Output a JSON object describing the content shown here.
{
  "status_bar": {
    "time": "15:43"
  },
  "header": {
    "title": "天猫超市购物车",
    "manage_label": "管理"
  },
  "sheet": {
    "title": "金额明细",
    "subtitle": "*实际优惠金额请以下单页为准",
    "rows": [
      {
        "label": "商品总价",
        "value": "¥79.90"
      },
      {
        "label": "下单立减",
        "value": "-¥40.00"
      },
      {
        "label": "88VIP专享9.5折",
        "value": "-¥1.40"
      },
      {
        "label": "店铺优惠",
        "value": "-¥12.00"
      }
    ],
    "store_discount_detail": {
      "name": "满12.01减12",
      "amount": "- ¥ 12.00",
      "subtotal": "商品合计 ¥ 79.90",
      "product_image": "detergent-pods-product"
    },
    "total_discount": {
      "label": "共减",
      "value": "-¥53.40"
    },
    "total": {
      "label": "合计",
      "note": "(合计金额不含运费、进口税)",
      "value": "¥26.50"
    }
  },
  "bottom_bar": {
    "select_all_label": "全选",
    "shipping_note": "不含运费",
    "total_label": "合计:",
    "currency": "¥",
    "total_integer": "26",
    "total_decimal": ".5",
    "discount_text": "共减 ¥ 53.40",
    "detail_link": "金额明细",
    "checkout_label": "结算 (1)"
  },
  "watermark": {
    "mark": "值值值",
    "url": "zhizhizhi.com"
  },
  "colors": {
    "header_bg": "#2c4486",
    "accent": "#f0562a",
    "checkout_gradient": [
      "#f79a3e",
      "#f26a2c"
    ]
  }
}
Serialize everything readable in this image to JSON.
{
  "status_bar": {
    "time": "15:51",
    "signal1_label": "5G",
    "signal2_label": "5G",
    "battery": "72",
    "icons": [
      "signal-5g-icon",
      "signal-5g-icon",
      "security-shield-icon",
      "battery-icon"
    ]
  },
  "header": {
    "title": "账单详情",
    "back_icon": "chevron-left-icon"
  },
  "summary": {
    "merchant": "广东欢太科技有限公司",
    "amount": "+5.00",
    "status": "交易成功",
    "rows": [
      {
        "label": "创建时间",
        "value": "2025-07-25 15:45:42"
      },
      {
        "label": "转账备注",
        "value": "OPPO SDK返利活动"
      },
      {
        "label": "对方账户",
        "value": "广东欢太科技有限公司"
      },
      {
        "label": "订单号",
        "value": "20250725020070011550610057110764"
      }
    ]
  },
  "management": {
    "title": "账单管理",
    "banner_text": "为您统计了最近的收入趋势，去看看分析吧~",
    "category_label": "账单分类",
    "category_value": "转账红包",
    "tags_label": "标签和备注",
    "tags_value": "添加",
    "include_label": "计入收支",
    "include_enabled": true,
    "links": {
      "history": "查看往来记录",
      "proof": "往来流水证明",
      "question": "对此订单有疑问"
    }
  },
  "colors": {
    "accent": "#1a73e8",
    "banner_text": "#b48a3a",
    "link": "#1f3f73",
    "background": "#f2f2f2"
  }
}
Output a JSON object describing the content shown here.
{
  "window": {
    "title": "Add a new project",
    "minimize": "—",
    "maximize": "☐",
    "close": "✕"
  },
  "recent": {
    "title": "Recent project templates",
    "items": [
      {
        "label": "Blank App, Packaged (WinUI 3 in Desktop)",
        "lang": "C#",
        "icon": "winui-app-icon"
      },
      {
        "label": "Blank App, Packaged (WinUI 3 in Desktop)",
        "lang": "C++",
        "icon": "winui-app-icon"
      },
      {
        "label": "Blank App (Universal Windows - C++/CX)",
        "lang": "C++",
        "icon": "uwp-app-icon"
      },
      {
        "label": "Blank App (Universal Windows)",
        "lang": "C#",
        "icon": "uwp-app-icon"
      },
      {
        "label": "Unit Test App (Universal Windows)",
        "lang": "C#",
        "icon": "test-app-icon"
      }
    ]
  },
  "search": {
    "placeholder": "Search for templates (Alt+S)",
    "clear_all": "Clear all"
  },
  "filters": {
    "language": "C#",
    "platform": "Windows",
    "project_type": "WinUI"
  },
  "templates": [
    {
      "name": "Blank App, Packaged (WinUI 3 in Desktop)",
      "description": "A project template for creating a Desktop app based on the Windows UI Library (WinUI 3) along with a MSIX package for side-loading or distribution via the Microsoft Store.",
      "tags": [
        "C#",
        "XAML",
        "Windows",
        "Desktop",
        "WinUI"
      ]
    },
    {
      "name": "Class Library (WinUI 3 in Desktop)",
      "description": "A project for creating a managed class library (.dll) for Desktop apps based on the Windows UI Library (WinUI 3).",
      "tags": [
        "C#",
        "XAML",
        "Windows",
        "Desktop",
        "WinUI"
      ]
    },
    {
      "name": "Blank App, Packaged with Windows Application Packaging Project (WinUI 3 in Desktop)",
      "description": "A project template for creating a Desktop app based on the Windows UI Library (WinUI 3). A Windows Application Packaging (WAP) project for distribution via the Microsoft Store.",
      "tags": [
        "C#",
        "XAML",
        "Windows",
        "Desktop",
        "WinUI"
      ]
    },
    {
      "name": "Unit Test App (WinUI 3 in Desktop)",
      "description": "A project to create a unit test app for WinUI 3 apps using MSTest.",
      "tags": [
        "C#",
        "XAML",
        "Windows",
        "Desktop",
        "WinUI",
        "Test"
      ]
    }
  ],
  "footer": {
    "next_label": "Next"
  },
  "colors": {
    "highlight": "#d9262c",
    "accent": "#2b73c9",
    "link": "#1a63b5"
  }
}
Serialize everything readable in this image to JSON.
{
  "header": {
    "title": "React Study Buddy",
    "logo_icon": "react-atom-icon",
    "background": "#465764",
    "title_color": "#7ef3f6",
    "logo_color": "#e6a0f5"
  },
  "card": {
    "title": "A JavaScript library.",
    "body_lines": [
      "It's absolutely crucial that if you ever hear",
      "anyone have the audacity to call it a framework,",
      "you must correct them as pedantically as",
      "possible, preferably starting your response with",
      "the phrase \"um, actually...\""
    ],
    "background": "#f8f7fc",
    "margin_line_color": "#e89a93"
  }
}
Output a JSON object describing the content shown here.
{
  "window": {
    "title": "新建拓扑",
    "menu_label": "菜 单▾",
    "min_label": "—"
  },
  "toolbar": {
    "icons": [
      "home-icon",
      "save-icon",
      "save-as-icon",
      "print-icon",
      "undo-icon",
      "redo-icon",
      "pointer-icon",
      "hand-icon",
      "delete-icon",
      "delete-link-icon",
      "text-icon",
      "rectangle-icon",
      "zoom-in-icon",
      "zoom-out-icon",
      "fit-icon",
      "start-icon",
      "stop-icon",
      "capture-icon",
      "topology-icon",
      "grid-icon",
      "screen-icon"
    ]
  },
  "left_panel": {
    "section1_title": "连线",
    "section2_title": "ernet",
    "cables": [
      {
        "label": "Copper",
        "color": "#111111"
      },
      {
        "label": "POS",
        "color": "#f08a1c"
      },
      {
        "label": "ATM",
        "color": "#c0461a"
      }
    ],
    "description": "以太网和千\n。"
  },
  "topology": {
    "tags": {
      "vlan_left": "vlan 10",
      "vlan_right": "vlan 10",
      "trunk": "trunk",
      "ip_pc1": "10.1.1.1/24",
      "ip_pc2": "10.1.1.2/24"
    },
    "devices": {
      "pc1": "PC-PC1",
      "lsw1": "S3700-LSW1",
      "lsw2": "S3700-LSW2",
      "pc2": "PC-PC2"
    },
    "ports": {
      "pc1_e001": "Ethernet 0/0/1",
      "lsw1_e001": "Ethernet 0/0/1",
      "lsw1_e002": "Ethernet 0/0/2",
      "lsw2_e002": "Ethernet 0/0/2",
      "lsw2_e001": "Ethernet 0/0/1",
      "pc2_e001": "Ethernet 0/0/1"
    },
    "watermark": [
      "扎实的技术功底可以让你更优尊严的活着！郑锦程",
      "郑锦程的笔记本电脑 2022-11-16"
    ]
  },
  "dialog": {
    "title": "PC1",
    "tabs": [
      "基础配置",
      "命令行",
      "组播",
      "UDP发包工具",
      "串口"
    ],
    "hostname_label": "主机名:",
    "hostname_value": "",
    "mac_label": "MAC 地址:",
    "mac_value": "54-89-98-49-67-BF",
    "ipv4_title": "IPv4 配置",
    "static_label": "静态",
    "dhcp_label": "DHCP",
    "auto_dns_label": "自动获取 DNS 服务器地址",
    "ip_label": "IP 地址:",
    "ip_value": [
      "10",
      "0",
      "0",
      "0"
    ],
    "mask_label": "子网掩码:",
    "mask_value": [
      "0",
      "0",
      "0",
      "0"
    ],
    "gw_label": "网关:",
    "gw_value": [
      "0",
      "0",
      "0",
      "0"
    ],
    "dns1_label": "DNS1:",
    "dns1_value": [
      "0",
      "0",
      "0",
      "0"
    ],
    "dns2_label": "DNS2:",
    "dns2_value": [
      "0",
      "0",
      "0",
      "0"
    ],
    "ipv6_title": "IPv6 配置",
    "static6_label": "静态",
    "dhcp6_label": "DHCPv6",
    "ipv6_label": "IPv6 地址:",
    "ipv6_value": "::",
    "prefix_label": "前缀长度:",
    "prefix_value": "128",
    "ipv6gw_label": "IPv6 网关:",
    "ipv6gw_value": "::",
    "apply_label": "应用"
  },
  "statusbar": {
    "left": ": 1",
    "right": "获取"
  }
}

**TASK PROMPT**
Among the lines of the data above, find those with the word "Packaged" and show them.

**RESPONSE**
        "label": "Blank App, Packaged (WinUI 3 in Desktop)",
        "label": "Blank App, Packaged (WinUI 3 in Desktop)",
      "name": "Blank App, Packaged (WinUI 3 in Desktop)",
      "name": "Blank App, Packaged with Windows Application Packaging Project (WinUI 3 in Desktop)",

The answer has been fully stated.